Many scholars are convinced that Piso’s great library must have contained a range of literature far wider than what has been documented so far. Obbink says he wouldn’t be surprised to find more Latin literature, or a once-unimaginable treasure of lost poems by Sappho, the revered seventh-century B.C. poet known today only through the briefest of fragments.
Michael Phelps, of the Early Manuscripts Electronic Library, in California, who recently used multispectral imaging to reveal dozens of hidden texts on re-
used parchment at St. Catherine’s Monastery, in Egypt, calls Seales’ methods “revolutionary.” Scholars have long faced a choice between attempting to read concealed texts (and potentially destroying them in the process) or conserving them unread. “Brent Seales’ technology is removing that dilemma,” Phelps says.
Successfully reading Herculaneum scrolls could trigger a new “renaissance of classical antiquity,” says Gregory Heyworth, a medievalist at the University of Rochester in New York. He points out that virtual unwrapping could be applied to countless other texts. In Western Europe alone, he estimates, there are tens of thousands of manuscripts dating from before A.D. 1500—from carbonized scrolls to book covers made from older, glued-together pages—that could benefit from such imaging.

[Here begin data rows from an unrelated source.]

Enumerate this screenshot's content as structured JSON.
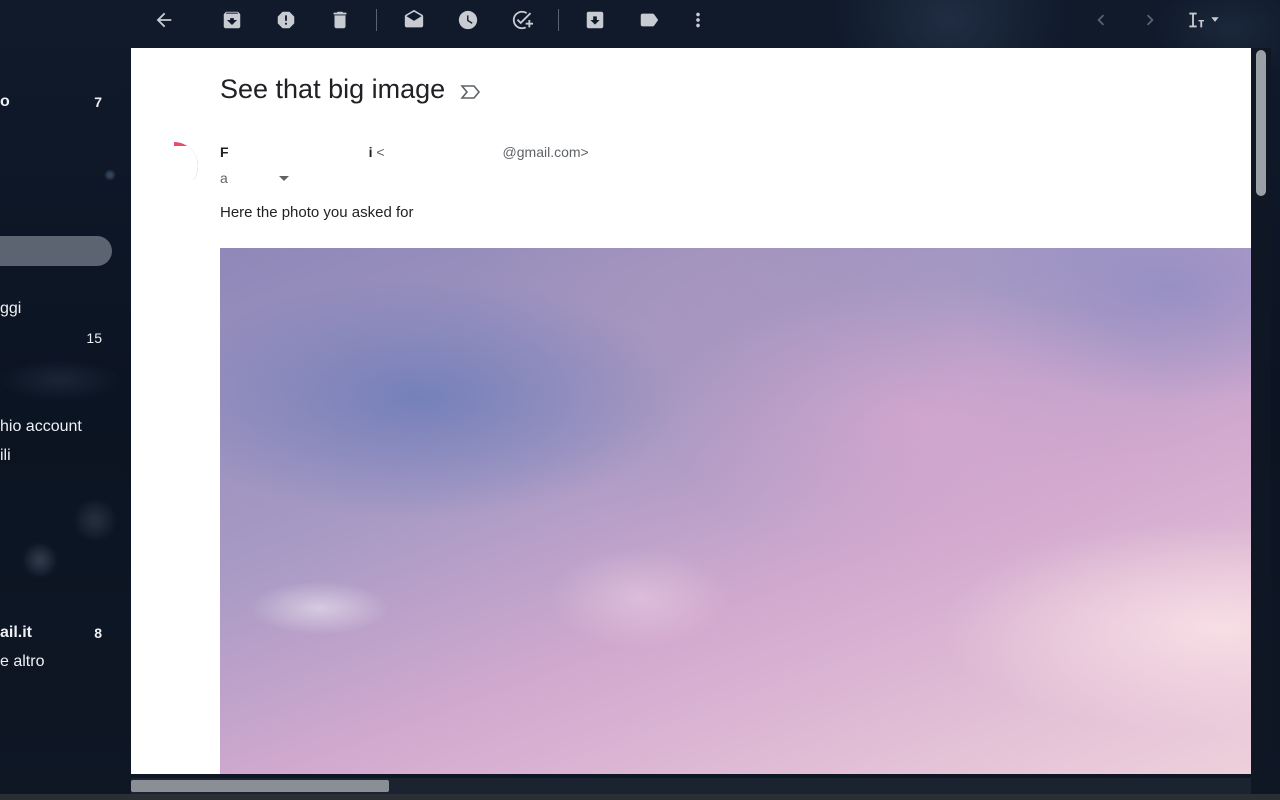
{
  "toolbar": {
    "icons": [
      "back-arrow-icon",
      "archive-icon",
      "report-spam-icon",
      "delete-icon",
      "mark-unread-icon",
      "snooze-icon",
      "add-to-tasks-icon",
      "move-to-icon",
      "label-icon",
      "more-vert-icon",
      "prev-icon",
      "next-icon",
      "input-tools-icon"
    ]
  },
  "sidebar": {
    "items": [
      {
        "label": "o",
        "count": "7"
      },
      {
        "label": "ggi",
        "count": ""
      },
      {
        "label": "",
        "count": "15"
      },
      {
        "label": "hio account",
        "count": ""
      },
      {
        "label": "ili",
        "count": ""
      },
      {
        "label": "ail.it",
        "count": "8"
      },
      {
        "label": "e altro",
        "count": ""
      }
    ]
  },
  "message": {
    "subject": "See that big image",
    "sender_name_start": "F",
    "sender_name_end": "i",
    "sender_email_open": "<",
    "sender_email_domain": "@gmail.com>",
    "to_prefix": "a",
    "body": "Here the photo you asked for"
  },
  "colors": {
    "background": "#0d1626",
    "pane": "#ffffff",
    "sidebar_selected": "#6b7280"
  }
}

“We’d change the canon,” Heyworth says. “I think the next generation is going to have a very different picture of antiquity.”
SEALES HAS L ATELY BEEN enhancing his technique, by using artificial intelligence to train his software to recognize subtle differences in texture between papyrus and ink. He plans to combine such machine learning and X-ray fluorescence to produce the clearest possible text. In the future, “it’ll all be automated,” he predicts. “Put it in the scanner and it will all just unfurl.”
Seales is still negotiating with curators in Oxford, Naples and Paris for access to intact scrolls. He has surmounted huge technical hurdles, but the complex political challenge of navigating the gatekeepers, winning beam time at particle accelerators and lining up funding can, very occasionally, puncture his optimism. “How does a guy like me make all that stuff happen all at once?” he said in one such moment. He shrugged and looked around him. “It’s more than a computer scientist is really capable of doing.”
Then belief returned to his wide, hazel eyes. “I refuse to accept that it’s not possible,” he said. “At every turn, there has been something that opened up.” Reading a complete intact scroll at last, he went on, would be “like returning home to your family, who have been waiting all along for you to do the thing you started.”
In the 18th century, scrolls were unwrapped at the rate of a centimeter an hour, using a machine designed by Vatican conservator Antonio Piaggio.
Among the many thousands killed by Vesuvius’ eruption was Pliny the Elder, the ancient world’s greatest naturalist, whose death is depicted in an 1813 painting by Pierre Henri de Valenciennes.